Edwardian Life

A Typical Day in the House

How to Address the Family

The People: Charlie Clay

Edwardian role: First Footman
Age: 23
Home: Nottingham
Occupation: Area Sales Manager

Life before Manor House
Charlie, a former model and Area Sales Manager for an international coach building company, is currently setting up his own Model Agency.

He was educated at public school and has since spent some time working his way round America.

On entering the house, he reckoned that "working in a Edwardian house will be like public school."

He is not reticent about his charms. "I've done some modelling, and I rather like to be the centre of attention," he says. On entering the house, like most of the younger servants he wondered how he would get on without clubs and bars, but reckoned that he could provide some entertainments for his fellow below stairs staff. Taking orders, though, was not his strong suit. It had got him into trouble at school - how would he adapt to Edwardian discipline?

Life in Manor House
The footmen, Charlie and Rob have a dual role in the household - while doing a lot of hard manual work, they're expected to look good at the same time.

Coal had to be carried upstairs for the fires and blocks of ice manhandled into the storeroom. And then there's the washing up in the butler's pantry, of the glasses, fine china, the silver and plates that the family used.

But as well as having to work hard downstairs under the direction of the butler, footmen had an ornamental role upstairs: serving at table; assisting guests; riding at the back of the carriage in imitation of their forebears who would run alongside their master's vehicle, (partly for security but largely for display).

Footmen brought prestige to the families they worked for. Being waited on at dinner by a manservant carried higher status than a mere parlour maid.
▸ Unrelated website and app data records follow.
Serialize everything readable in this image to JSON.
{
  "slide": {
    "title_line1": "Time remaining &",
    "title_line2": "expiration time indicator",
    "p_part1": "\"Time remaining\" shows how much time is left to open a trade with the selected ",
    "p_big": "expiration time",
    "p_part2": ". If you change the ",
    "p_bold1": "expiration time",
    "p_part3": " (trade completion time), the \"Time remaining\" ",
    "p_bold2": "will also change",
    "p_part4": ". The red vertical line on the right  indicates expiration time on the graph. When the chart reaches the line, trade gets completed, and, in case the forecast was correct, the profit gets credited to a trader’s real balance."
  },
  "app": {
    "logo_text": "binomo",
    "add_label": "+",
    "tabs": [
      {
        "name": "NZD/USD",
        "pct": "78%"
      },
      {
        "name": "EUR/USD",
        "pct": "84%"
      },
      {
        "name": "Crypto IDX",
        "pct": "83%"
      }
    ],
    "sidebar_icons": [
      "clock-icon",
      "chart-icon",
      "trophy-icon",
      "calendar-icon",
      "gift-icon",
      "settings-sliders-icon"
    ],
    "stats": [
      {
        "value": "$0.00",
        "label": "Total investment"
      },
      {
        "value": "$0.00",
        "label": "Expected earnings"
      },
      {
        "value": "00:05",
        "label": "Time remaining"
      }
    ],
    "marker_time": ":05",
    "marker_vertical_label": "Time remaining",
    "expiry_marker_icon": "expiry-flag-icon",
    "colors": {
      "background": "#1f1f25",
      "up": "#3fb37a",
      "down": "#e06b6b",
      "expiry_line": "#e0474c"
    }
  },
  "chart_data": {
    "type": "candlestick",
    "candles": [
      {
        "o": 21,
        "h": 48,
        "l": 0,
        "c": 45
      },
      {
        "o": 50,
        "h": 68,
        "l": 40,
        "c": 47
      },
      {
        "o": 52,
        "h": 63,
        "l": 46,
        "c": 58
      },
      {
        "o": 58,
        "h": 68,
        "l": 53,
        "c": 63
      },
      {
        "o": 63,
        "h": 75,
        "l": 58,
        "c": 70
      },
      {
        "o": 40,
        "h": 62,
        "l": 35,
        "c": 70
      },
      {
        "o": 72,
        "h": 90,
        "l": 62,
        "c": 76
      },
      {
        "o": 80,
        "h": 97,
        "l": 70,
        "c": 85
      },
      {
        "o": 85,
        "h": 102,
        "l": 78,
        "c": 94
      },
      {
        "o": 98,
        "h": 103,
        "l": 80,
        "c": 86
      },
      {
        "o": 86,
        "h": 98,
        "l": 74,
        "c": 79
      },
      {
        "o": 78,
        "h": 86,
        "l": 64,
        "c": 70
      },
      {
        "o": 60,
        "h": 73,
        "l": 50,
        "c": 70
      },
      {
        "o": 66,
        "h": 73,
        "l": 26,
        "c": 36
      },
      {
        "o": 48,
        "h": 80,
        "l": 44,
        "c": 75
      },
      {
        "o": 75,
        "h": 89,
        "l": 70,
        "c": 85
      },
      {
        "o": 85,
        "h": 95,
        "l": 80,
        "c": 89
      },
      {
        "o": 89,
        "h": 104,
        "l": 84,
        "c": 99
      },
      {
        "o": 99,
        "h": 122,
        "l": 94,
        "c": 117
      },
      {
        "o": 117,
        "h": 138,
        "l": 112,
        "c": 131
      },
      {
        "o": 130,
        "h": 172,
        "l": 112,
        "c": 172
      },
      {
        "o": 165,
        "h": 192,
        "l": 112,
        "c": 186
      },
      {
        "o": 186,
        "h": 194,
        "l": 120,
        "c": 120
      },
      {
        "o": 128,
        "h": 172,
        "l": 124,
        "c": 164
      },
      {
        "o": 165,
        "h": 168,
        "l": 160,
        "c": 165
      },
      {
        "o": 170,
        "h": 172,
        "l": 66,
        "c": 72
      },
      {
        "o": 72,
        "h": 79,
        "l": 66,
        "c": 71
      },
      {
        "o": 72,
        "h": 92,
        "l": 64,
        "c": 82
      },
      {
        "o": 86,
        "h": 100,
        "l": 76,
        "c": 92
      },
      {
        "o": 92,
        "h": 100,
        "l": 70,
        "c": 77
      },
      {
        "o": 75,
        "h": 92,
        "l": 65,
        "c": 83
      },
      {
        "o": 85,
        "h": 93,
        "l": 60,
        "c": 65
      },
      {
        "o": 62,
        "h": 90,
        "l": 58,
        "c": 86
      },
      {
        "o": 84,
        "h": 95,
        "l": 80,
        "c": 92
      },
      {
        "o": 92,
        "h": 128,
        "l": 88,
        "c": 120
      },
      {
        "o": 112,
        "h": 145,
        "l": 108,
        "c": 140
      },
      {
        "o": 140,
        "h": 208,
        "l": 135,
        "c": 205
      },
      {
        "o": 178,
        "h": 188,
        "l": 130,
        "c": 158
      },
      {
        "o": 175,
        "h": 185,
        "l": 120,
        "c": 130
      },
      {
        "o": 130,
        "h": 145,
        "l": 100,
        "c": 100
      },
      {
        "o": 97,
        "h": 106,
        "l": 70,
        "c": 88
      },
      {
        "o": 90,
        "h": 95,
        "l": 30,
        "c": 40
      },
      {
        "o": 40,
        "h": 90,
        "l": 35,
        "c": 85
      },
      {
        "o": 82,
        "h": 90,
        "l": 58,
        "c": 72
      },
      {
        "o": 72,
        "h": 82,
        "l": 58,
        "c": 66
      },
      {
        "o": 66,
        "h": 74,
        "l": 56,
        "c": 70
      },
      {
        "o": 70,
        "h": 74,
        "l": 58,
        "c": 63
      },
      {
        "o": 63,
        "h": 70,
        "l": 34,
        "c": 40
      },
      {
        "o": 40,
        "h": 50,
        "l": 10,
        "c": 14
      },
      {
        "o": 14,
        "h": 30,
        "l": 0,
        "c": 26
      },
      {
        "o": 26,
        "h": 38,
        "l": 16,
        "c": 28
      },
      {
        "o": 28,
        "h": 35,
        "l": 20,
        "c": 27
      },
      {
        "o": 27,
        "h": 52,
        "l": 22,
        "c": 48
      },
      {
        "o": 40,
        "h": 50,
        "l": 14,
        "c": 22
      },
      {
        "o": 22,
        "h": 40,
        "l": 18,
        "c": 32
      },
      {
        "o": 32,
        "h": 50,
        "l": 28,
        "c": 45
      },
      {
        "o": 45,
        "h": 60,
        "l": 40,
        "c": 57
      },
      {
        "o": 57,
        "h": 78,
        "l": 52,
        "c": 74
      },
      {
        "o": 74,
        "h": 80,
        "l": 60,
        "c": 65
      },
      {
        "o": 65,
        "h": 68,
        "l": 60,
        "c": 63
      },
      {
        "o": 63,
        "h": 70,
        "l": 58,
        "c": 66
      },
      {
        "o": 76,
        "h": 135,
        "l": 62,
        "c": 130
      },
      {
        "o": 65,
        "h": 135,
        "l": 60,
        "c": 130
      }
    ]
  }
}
A tall, handsome, liveried footman, his posture erect, his hair powdered on grand occasions, who was confident in the rules of etiquette and served adroitly, brought glamour to a household.

Charlie is tall, so could have earned good money in 1905 as a footman - a first footman who stood 5ft 6in would earn from 20 to 22, whereas one who could draw himself up to 5ft 10in, or even attain 6ft, could command from 32 to 40.12 (about 2500 a year today).


© 2003 Channel4. All rights reserved. | PBS Privacy Policy